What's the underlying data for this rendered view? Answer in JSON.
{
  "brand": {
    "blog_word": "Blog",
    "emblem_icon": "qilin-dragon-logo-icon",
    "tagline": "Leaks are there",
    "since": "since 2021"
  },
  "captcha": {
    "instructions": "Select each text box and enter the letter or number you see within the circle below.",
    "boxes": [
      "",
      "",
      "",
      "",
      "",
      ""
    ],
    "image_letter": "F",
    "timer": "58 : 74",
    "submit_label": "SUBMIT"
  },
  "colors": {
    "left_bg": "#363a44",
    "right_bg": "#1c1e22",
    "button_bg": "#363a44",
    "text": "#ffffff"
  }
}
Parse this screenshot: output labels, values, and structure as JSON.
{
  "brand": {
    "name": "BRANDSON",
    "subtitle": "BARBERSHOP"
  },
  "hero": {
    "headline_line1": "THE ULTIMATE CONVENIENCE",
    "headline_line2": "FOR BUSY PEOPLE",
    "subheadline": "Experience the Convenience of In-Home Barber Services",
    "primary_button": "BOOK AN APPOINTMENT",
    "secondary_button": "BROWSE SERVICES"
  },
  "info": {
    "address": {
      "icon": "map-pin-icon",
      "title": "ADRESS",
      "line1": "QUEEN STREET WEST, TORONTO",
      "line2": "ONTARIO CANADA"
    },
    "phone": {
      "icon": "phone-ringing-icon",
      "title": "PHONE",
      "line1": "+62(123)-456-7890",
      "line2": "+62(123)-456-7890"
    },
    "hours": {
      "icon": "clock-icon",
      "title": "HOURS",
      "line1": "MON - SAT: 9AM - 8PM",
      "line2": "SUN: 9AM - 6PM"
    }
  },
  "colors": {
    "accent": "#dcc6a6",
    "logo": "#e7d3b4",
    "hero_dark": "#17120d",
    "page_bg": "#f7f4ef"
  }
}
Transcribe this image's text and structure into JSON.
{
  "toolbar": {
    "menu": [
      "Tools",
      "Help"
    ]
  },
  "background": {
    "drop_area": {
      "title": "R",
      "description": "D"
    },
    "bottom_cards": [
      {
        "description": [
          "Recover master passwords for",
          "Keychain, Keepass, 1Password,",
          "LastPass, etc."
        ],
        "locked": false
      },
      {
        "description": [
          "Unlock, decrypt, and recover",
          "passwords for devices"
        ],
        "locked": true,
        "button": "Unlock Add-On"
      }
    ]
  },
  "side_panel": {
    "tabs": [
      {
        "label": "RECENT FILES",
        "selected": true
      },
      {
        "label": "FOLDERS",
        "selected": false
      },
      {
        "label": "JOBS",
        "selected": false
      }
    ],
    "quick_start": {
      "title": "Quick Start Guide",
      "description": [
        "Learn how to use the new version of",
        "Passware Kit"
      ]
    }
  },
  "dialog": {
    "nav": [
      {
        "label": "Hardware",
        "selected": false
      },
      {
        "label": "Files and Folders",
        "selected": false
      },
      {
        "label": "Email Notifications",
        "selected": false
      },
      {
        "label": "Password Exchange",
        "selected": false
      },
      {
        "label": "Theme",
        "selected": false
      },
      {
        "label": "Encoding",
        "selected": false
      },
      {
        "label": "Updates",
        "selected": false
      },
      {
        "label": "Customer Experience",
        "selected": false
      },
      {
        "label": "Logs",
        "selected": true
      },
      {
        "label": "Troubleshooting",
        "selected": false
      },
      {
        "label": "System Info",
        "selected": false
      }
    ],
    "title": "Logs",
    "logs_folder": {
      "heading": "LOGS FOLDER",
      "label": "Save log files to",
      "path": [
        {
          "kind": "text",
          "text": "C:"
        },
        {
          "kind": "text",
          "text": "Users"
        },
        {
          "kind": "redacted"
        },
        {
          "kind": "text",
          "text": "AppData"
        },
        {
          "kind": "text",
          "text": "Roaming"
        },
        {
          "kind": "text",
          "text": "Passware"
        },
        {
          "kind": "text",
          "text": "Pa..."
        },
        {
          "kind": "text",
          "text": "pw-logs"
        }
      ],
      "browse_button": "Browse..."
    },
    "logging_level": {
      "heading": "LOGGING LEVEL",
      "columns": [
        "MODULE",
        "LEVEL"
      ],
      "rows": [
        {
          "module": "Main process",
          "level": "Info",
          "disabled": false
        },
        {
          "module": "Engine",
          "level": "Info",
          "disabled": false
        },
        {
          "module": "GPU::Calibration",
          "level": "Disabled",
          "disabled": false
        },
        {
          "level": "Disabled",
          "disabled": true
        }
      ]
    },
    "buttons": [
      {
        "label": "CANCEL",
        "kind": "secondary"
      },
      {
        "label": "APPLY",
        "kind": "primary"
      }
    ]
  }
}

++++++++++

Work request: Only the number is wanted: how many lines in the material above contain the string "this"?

Exercise result: 3